You won’t believe what I did for a story. In fact, I don’t believe what I did for a story. I went to Mule Day. It was like dying and waking up in good ol’ boy heaven. There were mules, dirt, mules, crafts, mules, wagons, mules, food, mules, farmers, mules and more mules.
One of the biggest mule related events in the country is right here in Tennessee in Columbia, not far down the road from Nashville. I had never been before, but since it was nearby, I felt it was my responsibility as a humorist to go see it so I could report back to you. I had never seen so many mules in one place in all my life – big mules, little mules, black mules, white mules, even a few spotted mules.

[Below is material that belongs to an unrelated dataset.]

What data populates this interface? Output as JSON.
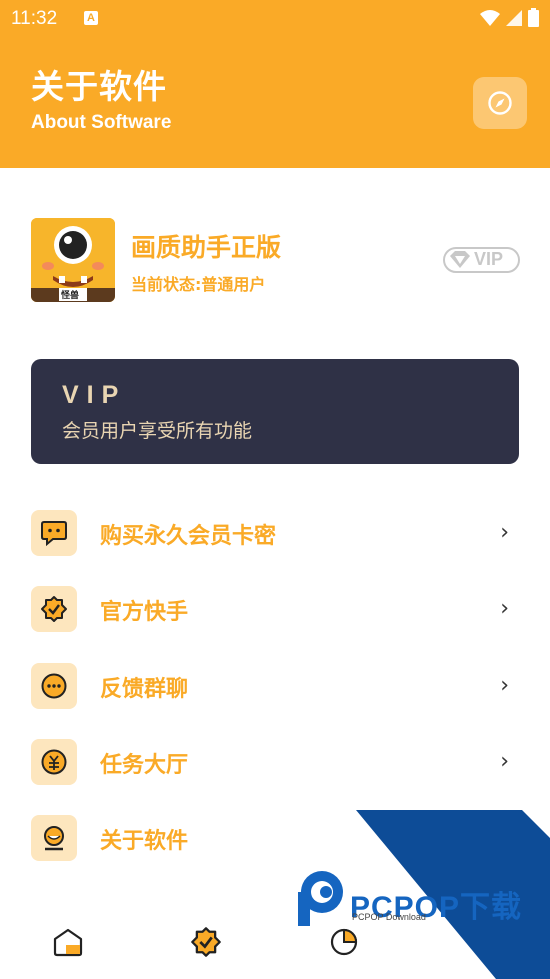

Mule lovers from all over the country came to show their mules and compete in mule contests. One of the bigger events was something called “pulling mules.” It consisted of hitching up a team of mules to heavy weights and trying to see which team could pull the most weight. It was actually a spectator event.
At one time, Columbia was a big center for breeding, trading and selling mules. It seems that mules are unusual in that they cannot reproduce in the usual way and each mule is produced by cross breeding between a donkey and a horse. This creates a constant mule market. If you didn’t know that before, don’t feel badly. Neither did I.
Columbia’s Mule Day started way back in the 1840’s when farmers came to the livestock and mule market. Mules were stronger than horses and able to pull plows, draw wagons and provide transportation. Mules were work animals, especially important in the development of the country before motorized vehicles. A good mule was a farmer’s most valuable asset.
Mules in this country go back as far as George Washington, who was not only the father of our country, but was also the father of the mule industry. It seems that the first breeding donkey in our country was a gift to him from the King of Spain. No, I’m not making this up, and it isn’t nearly as dubious as the cherry tree story anyhow.
Before my mule encounter, I thought all mules were brown, but they are as varied as the horse species that are used to produce them. I wanted to take some close up photos of the various mules in the livestock pens, but the mules kept turning their backsides toward me. I think they saw my camera and did not want the flash in their eyes. That’s my story anyhow.
Over 200,000 people come to Columbia for Mule Day. Can you believe it? Mingling elbow-to-elbow with country folks in coveralls and tractors hats, trying not to sneeze from the hay or step in anything awful, I decided that I might skip this part next time and just go for the parade. I especially liked the parade since those mules were dressed in their finest gear and also hitched to wagons so they could not turn their backsides towards me.
Mules have a reputation for being stubborn, but mule experts say this is not true. Mules are actually highly intelligent, smarter even than horses. Mules know when they are tired and it’s time to quit — so they do. I’ve learned a whole lot more than I every wanted to know about mules, but have come to appreciate them in a way I never did before. However, the most beneficial thing I’ve learned from mules is that when you are tired, just quit.